[Material shown Boundary: Start]

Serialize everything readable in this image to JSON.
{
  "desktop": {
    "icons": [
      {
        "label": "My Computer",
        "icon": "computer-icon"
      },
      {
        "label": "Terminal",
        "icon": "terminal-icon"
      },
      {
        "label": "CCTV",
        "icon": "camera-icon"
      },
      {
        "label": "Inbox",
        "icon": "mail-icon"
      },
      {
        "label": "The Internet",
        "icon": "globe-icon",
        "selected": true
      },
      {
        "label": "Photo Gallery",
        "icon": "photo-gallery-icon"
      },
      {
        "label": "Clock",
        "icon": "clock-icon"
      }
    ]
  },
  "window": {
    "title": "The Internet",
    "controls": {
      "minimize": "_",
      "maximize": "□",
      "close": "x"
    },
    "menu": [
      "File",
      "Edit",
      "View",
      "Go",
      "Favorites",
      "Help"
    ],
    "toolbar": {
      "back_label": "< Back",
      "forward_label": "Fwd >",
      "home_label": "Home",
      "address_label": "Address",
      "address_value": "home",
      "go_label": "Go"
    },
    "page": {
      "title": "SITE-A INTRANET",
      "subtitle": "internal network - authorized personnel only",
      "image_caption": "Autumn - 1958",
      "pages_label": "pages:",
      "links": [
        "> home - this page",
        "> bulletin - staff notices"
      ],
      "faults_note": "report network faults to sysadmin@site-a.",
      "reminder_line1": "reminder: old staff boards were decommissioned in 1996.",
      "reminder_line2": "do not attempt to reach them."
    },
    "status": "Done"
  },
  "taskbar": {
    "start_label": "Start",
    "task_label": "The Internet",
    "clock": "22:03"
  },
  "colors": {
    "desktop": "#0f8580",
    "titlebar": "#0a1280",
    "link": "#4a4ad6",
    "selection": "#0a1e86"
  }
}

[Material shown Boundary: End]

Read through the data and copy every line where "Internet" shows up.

        "label": "The Internet",
    "title": "The Internet",
    "task_label": "The Internet",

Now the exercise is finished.